The first thing I noticed at the Laura El-Tantawy exhibition -- at National Art Gallery, Bangladesh Shilpakala Academy -- is the image of an elderly woman's face. It's hard not to notice: the blown up photo is larger than life, and the face is too powerful with wrinkles, slightly downward gaze and the very visible tear trickling down from the left eye. Some teenagers decided to pose in front of it, asking their friends to take pictures. El-Tantawy's exhibition is titled “Faces of a Revolution: Egypt”. The same gallery also houses Ziyah Gafic's exhibition, “Quest for Identity”, which sheds light on victims of the Bosnian genocide.
It was rather surreal -- the mood these images created and the frolicking that was going on in the gallery. But maybe that's the point, that's reality. The world might not hear the roars of your revolution, for which you had sacrificed all; others may not even take it seriously. Life goes on in the rest of the world while your people face ethnic cleansing. Human existence and revolutions are vulnerable. In that sense these two exhibitions are rightfully part of Chobi Mela VII, the theme of which is 'fragility'.
Laura El-Tantawy is an Egyptian photojournalist and artist based in London, England. Her work has been published and exhibited in the United States, Europe, Asia, and the Middle East.
El-Tantawy's work is part of a larger series exploring Egypt's process of forming its identity. The work started in 2005 and has since expanded to look at the trials and tribulations of a nation in transition -- the time of Mubarak, the revolution, and the looming future.
The series focuses on images of Egyptians -- reflective of the country's current fragile state as it experiences political, social and economic turmoil. The images were taken at Tahrir Square, in Cairo, which has now become a symbol of a nation's struggle for democracy and dignity, a struggle for identity.
About her work El-Tantawy says, “…In Tahrir Square I saw the impact of Mubarak's failed policies on the people. I saw our fragility exposed: Grown man wept like children and young women fought like old men. In Tahrir I saw an awakening of emotions I thought had long disappeared from our psyche as Egyptians.”
Ziyah Gafic was born in Sarajevo, where he graduated in Comparative Literature. Since 1999 he has been travelling extensively and covered major events in more then forty countries.
Gafic's exhibition features images of everyday objects -- clocks, keys, combs, glasses -- that the victims of the Bosnian genocide carried with them on their final journey. During the four-year long conflict in the 1990s, approximately 30,000 citizens went missing; all presumably killed.
As part of the process of identifying those who disappeared, personal belongings found with the victims' remains have been collected by the Bosnian Government's Institute for Missing People.
Gafic has photographed every single item exhumed from the mass graves in order to create a visual archive that survivors could easily browse. The objects are not only a means of identifying victims but are also used as forensic evidence in the ongoing war crimes trials.

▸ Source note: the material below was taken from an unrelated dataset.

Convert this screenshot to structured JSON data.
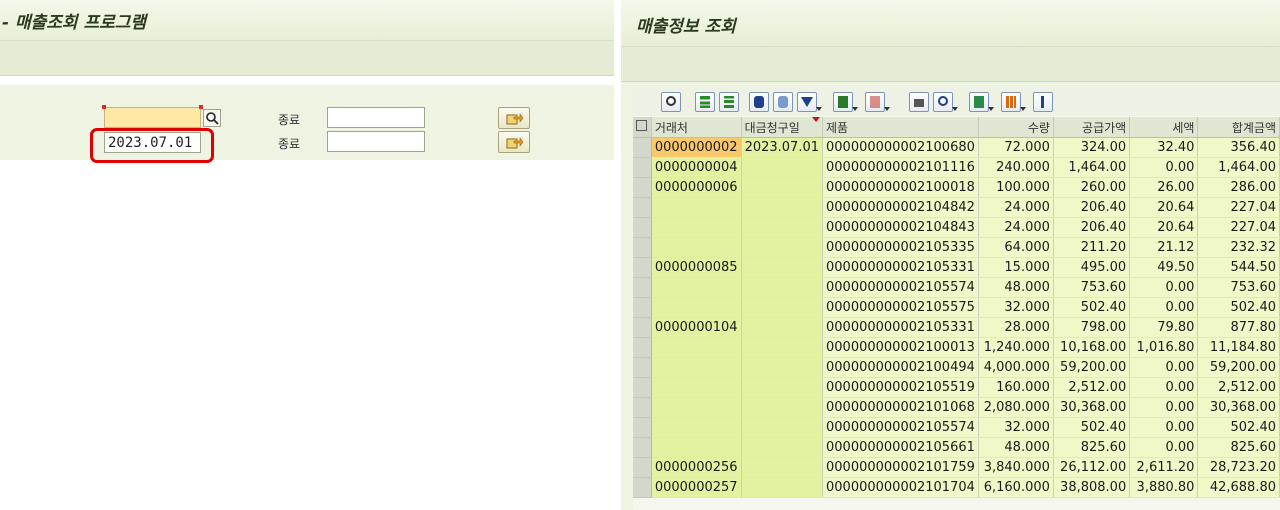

The fact that some of the victims carried personal items, such as toothpaste and a toothbrush, is a clear sign that they had no idea what was about to happen to them. These objects are the last permanent reminders that these people ever existed.
Though Chobi Mela VII had its concluding programme yesterday, the exhibitions will continue till February 7.